Shareholders of Alliance trusts rubber-stamp merger

Shareholders in the Alliance and Second Alliance investment trusts have approved proposals to merge the two companies.

With combined assets of 2.8bn, this will create the largest trust listed on the London Stock Exchange.

The merger of the trusts will be completed on June 21, with shareholders of Second Alliance receiving shares in Alliance on formula asset value basis.

The FAV calculation will be made on June 15.

The board has also announced that for the first time it will buy back its own shares to control its discount, with the trust seeking authority to repurchase up to 14.99% of its share capital.

Rather than pay dividends every six months, as is the case on Alliance and Second Alliance, the newly merged trust will pay on a quarterly basis.

Charles Cade, head of research at Wins Investment Trusts, says despite receiving 85.3% of votes cast in favour of the merger, the arbitrageur Carrousel Capital did its best to derail it.

He notes that in recent weeks the hedge fund has been bidding aggressively for Second Alliance, building up a stake of almost 8% of its share capital.

“We believe Carrousel objected to the merger of the two funds at a discount and was seeking to block the vote,” he says.
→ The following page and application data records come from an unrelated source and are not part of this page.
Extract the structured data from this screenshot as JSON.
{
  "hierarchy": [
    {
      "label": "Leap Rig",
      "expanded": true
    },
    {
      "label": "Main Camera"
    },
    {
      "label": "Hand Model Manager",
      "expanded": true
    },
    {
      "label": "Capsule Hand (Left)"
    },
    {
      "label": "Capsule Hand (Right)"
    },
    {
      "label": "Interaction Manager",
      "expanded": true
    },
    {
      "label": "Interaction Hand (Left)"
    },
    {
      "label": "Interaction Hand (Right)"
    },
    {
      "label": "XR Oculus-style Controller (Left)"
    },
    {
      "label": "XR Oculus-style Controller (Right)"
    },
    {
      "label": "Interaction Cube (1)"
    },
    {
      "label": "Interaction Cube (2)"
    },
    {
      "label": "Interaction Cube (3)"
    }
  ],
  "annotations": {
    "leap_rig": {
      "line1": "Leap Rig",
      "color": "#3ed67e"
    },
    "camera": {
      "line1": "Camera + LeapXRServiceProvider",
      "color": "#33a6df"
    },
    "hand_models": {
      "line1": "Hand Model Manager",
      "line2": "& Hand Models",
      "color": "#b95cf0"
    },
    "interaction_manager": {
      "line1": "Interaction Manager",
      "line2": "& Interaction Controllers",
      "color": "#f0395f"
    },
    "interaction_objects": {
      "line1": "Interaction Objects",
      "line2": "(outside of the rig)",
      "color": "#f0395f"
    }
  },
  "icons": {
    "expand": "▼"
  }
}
“Alliance Trust and its advisers were obviously aware of this position and were active in encouraging shareholders to vote.”

Alliance was successful. Some 55% of the share capital of Second Alliance voted on the merger and only 1.56 million shares voted against it. Cade notes that if Carrousel is excluded, this represents less than 0.5% of the trust’s entire share capital.
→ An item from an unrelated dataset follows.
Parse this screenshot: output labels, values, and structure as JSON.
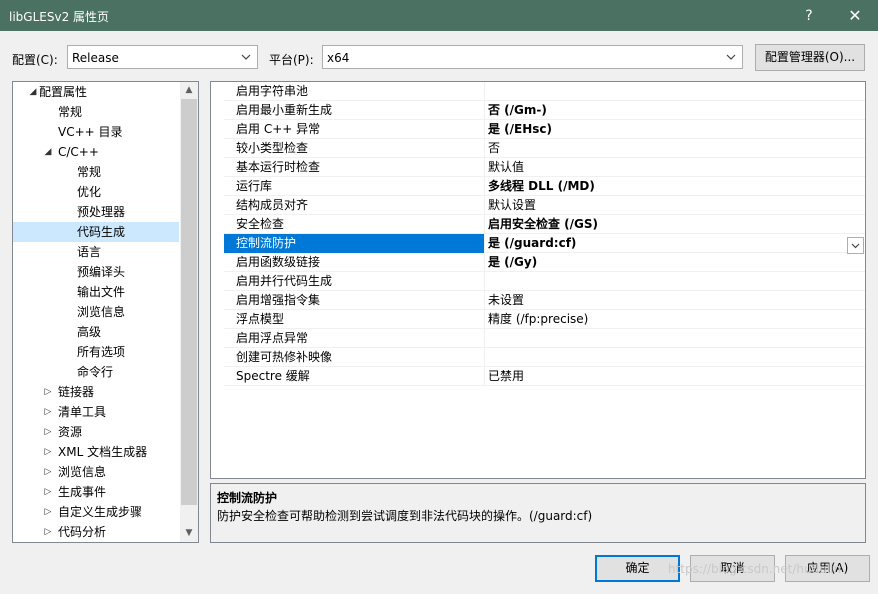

He adds: “Going forward, it is not quite clear what options Carrousel has.

“It bought much of its stakes at discounts of around 8% and is likely to face a significant loss if it sells in the market at the current discount of 10%.

“It could keep buying, but following the merger its stake will be diluted to just under 2% of the enlarged fund and there is no clear exit strategy.”

While encouraged that the vast majority of support for the merger was not derailed by one investor, Cade says it should not be taken as a forerunner for consolidation elsewhere in the sector.

“Corporate action is rife, encouraged by arbitrage investment, but mergers are notoriously difficult to achieve owing to conflicting interests, particularly when funds are trading at discounts,” he says.

“Inevitably there will be many in the sector who will be pleased to see an arbitrageur get a ‘bloody nose’. However, we feel that Second Alliance is likely to remain a rather isolated case.”